merlin

Member
For the first time, Turkey addresses Kurdish grievances....
The Turkish government acknowledged Friday that it has mishandled its relations with the nation's minority Kurds and said their long-running grievances need to be addressed through greater democracy, not repression.

The admission by Prime Minister Recep Tayyip Erdogan, believed to be the first by a Turkish leader, came during a speech in Diyarbakir, the largest city in the troubled southeast region and a hotbed of Kurdish nationalism.

The crowds applauded wildly as Erdogan termed the Kurdish issue "my problem, our collective problem."

"Mistakes have been made," he said. And to ignore past mistakes was not "fitting behavior for great nations such as Turkey."

The Kurdish community reacted positively to the speech.

"It constitutes the foundation for turning a new page in relations," said Diyarbakir Mayor Osman Baydemir. "The significance of his words cannot be underestimated," said Sezgin Tanrikulu, chairman of Diyarbakir's influential bar association. "It's the first time any Turkish leader is admitting to wrongdoing on the part of the state."

For decades, Turkey's estimated 14 million Kurds were dismissed by successive governments as "mountain Turks." Their ancient tongue, which is distinct from Turkish, was officially banned until the early 1990s. Thousands of Kurdish activists, who demanded official recognition of their ethnic identity, were tortured and jailed. Kurdish insurgents in turn carried out a running rebellion against the government.

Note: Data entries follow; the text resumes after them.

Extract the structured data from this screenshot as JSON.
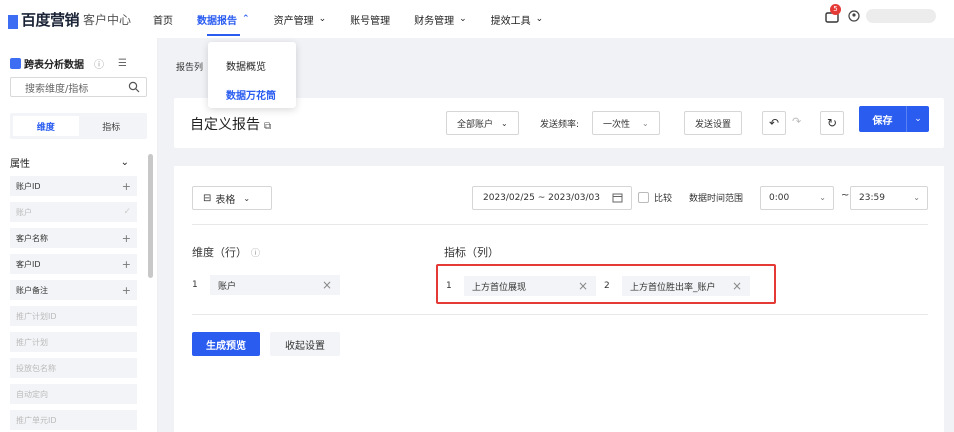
{
  "brand": {
    "name": "百度营销",
    "subtitle": "客户中心"
  },
  "nav": {
    "items": [
      {
        "label": "首页",
        "has_dropdown": false
      },
      {
        "label": "数据报告",
        "has_dropdown": true,
        "active": true
      },
      {
        "label": "资产管理",
        "has_dropdown": true
      },
      {
        "label": "账号管理",
        "has_dropdown": false
      },
      {
        "label": "财务管理",
        "has_dropdown": true
      },
      {
        "label": "提效工具",
        "has_dropdown": true
      }
    ],
    "message_badge": "5"
  },
  "dropdown": {
    "items": [
      {
        "label": "数据概览"
      },
      {
        "label": "数据万花筒",
        "selected": true
      }
    ]
  },
  "sidebar": {
    "title": "跨表分析数据",
    "search_placeholder": "搜索维度/指标",
    "tabs": [
      {
        "label": "维度",
        "active": true
      },
      {
        "label": "指标"
      }
    ],
    "section_label": "属性",
    "rows": [
      {
        "label": "账户ID",
        "action": "+",
        "dim": false
      },
      {
        "label": "账户",
        "action": "✓",
        "dim": true
      },
      {
        "label": "客户名称",
        "action": "+",
        "dim": false
      },
      {
        "label": "客户ID",
        "action": "+",
        "dim": false
      },
      {
        "label": "账户备注",
        "action": "+",
        "dim": false
      },
      {
        "label": "推广计划ID",
        "action": "",
        "dim": true
      },
      {
        "label": "推广计划",
        "action": "",
        "dim": true
      },
      {
        "label": "投放包名称",
        "action": "",
        "dim": true
      },
      {
        "label": "自动定向",
        "action": "",
        "dim": true
      },
      {
        "label": "推广单元ID",
        "action": "",
        "dim": true
      }
    ]
  },
  "report_list_label": "报告列",
  "header": {
    "title": "自定义报告",
    "account_select": "全部账户",
    "freq_label": "发送频率:",
    "freq_value": "一次性",
    "send_settings": "发送设置",
    "save": "保存"
  },
  "main": {
    "view_select": "表格",
    "date_range": "2023/02/25 ~ 2023/03/03",
    "compare_label": "比较",
    "time_range_label": "数据时间范围",
    "time_start": "0:00",
    "time_tilde": "~",
    "time_end": "23:59",
    "dimension_label": "维度（行）",
    "metric_label": "指标（列）",
    "dimensions": [
      {
        "num": "1",
        "label": "账户"
      }
    ],
    "metrics": [
      {
        "num": "1",
        "label": "上方首位展现"
      },
      {
        "num": "2",
        "label": "上方首位胜出率_账户"
      }
    ],
    "generate_preview": "生成预览",
    "fold_settings": "收起设置"
  },
  "colors": {
    "accent": "#2a5cf0",
    "highlight_border": "#e53935"
  }
}
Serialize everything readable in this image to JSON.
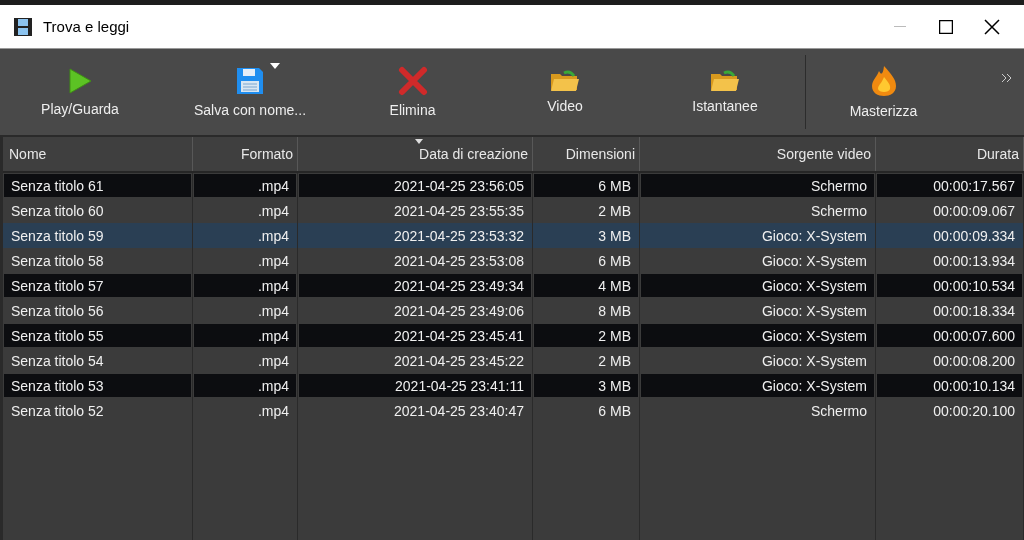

As Turkey seeks to join the European Union, it has begun to ease pressure on the Kurds. Since Erdogan took office in 2002, his conservative Justice and Development Party has enacted a series of reforms, among them measures enabling the Kurds to broadcast and publish in their language and to teach it in privately run courses.

The changes contributed to the decision of European Union leaders last December to open membership negotiations with Turkey, which are scheduled to begin Oct. 3.

But analysts warn that renewed violence between security forces and the separatist rebel group known as the Kurdistan Workers Party, or PKK, could spark a nationalist backlash that would in turn weaken public support for reforms.



Merv!
 

murdo

Warp Factor 8
For the first time, Turkey addresses Kurdish grievances....
Truly hope that they find a way of achieving peace. Read somewhere how many Turks/Kurds had died. Quite horrifying
Jackie
 

merlin

Member
For the first time, Turkey addresses Kurdish grievances....
Yes Jackie, the war in Turkish Kurdistan has claimed some 37,000 lives since the PKK first took up arms in 1984.

Merv!
 

Latest Posts

Top Bottom